§ ABOUT THIS TASK
All of the records should be given back exactly and in full.

(Element data from apps and pages)
=== Begin Enclosure ===
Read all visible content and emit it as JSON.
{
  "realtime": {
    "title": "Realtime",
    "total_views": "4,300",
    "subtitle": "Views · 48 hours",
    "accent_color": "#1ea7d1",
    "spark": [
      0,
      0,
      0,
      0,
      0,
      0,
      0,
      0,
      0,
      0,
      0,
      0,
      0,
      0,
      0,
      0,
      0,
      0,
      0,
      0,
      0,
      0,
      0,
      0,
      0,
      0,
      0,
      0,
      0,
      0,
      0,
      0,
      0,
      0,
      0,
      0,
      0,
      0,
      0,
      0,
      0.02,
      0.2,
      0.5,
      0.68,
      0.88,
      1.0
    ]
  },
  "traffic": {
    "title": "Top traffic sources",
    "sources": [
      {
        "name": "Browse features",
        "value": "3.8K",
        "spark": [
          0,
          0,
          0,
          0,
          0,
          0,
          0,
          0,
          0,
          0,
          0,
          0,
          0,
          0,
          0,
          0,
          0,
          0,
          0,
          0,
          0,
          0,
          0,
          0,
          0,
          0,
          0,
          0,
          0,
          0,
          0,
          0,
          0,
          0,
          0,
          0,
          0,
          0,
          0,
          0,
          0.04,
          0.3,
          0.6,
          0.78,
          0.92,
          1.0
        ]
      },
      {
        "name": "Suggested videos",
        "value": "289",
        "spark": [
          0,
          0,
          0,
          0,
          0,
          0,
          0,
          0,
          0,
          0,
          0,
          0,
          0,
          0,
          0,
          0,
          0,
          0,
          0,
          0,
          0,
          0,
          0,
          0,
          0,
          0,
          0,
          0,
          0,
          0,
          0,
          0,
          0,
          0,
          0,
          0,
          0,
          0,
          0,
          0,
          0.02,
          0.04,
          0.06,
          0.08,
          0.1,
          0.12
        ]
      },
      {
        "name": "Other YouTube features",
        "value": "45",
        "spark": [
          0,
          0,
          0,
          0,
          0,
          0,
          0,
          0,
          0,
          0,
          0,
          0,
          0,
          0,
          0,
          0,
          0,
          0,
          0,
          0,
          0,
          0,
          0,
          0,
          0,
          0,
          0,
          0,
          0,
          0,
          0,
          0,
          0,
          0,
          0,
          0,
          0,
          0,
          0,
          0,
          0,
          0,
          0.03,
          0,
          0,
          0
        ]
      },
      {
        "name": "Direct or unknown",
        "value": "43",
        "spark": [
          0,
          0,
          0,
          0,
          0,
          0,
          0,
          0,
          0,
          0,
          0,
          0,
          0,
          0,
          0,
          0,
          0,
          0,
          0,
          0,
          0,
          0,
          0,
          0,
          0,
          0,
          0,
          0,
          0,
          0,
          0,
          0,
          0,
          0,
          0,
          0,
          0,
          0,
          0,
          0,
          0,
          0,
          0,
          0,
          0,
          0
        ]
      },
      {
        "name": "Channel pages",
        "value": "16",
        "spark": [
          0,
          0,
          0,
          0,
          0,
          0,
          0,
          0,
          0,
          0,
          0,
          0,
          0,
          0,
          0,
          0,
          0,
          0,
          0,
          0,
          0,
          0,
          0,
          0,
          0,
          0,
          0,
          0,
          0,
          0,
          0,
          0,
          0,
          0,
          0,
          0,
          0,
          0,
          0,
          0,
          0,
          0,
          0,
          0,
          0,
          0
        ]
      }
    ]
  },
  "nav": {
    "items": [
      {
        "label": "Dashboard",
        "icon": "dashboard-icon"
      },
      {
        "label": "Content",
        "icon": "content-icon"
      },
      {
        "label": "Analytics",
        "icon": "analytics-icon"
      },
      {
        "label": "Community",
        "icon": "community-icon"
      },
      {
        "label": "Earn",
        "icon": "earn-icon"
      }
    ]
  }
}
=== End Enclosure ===
§ SOLUTION TO THIS TASK
Read all visible content and emit it as JSON.
{
  "realtime": {
    "title": "Realtime",
    "total_views": "4,300",
    "subtitle": "Views · 48 hours",
    "accent_color": "#1ea7d1",
    "spark": [
      0,
      0,
      0,
      0,
      0,
      0,
      0,
      0,
      0,
      0,
      0,
      0,
      0,
      0,
      0,
      0,
      0,
      0,
      0,
      0,
      0,
      0,
      0,
      0,
      0,
      0,
      0,
      0,
      0,
      0,
      0,
      0,
      0,
      0,
      0,
      0,
      0,
      0,
      0,
      0,
      0.02,
      0.2,
      0.5,
      0.68,
      0.88,
      1.0
    ]
  },
  "traffic": {
    "title": "Top traffic sources",
    "sources": [
      {
        "name": "Browse features",
        "value": "3.8K",
        "spark": [
          0,
          0,
          0,
          0,
          0,
          0,
          0,
          0,
          0,
          0,
          0,
          0,
          0,
          0,
          0,
          0,
          0,
          0,
          0,
          0,
          0,
          0,
          0,
          0,
          0,
          0,
          0,
          0,
          0,
          0,
          0,
          0,
          0,
          0,
          0,
          0,
          0,
          0,
          0,
          0,
          0.04,
          0.3,
          0.6,
          0.78,
          0.92,
          1.0
        ]
      },
      {
        "name": "Suggested videos",
        "value": "289",
        "spark": [
          0,
          0,
          0,
          0,
          0,
          0,
          0,
          0,
          0,
          0,
          0,
          0,
          0,
          0,
          0,
          0,
          0,
          0,
          0,
          0,
          0,
          0,
          0,
          0,
          0,
          0,
          0,
          0,
          0,
          0,
          0,
          0,
          0,
          0,
          0,
          0,
          0,
          0,
          0,
          0,
          0.02,
          0.04,
          0.06,
          0.08,
          0.1,
          0.12
        ]
      },
      {
        "name": "Other YouTube features",
        "value": "45",
        "spark": [
          0,
          0,
          0,
          0,
          0,
          0,
          0,
          0,
          0,
          0,
          0,
          0,
          0,
          0,
          0,
          0,
          0,
          0,
          0,
          0,
          0,
          0,
          0,
          0,
          0,
          0,
          0,
          0,
          0,
          0,
          0,
          0,
          0,
          0,
          0,
          0,
          0,
          0,
          0,
          0,
          0,
          0,
          0.03,
          0,
          0,
          0
        ]
      },
      {
        "name": "Direct or unknown",
        "value": "43",
        "spark": [
          0,
          0,
          0,
          0,
          0,
          0,
          0,
          0,
          0,
          0,
          0,
          0,
          0,
          0,
          0,
          0,
          0,
          0,
          0,
          0,
          0,
          0,
          0,
          0,
          0,
          0,
          0,
          0,
          0,
          0,
          0,
          0,
          0,
          0,
          0,
          0,
          0,
          0,
          0,
          0,
          0,
          0,
          0,
          0,
          0,
          0
        ]
      },
      {
        "name": "Channel pages",
        "value": "16",
        "spark": [
          0,
          0,
          0,
          0,
          0,
          0,
          0,
          0,
          0,
          0,
          0,
          0,
          0,
          0,
          0,
          0,
          0,
          0,
          0,
          0,
          0,
          0,
          0,
          0,
          0,
          0,
          0,
          0,
          0,
          0,
          0,
          0,
          0,
          0,
          0,
          0,
          0,
          0,
          0,
          0,
          0,
          0,
          0,
          0,
          0,
          0
        ]
      }
    ]
  },
  "nav": {
    "items": [
      {
        "label": "Dashboard",
        "icon": "dashboard-icon"
      },
      {
        "label": "Content",
        "icon": "content-icon"
      },
      {
        "label": "Analytics",
        "icon": "analytics-icon"
      },
      {
        "label": "Community",
        "icon": "community-icon"
      },
      {
        "label": "Earn",
        "icon": "earn-icon"
      }
    ]
  }
}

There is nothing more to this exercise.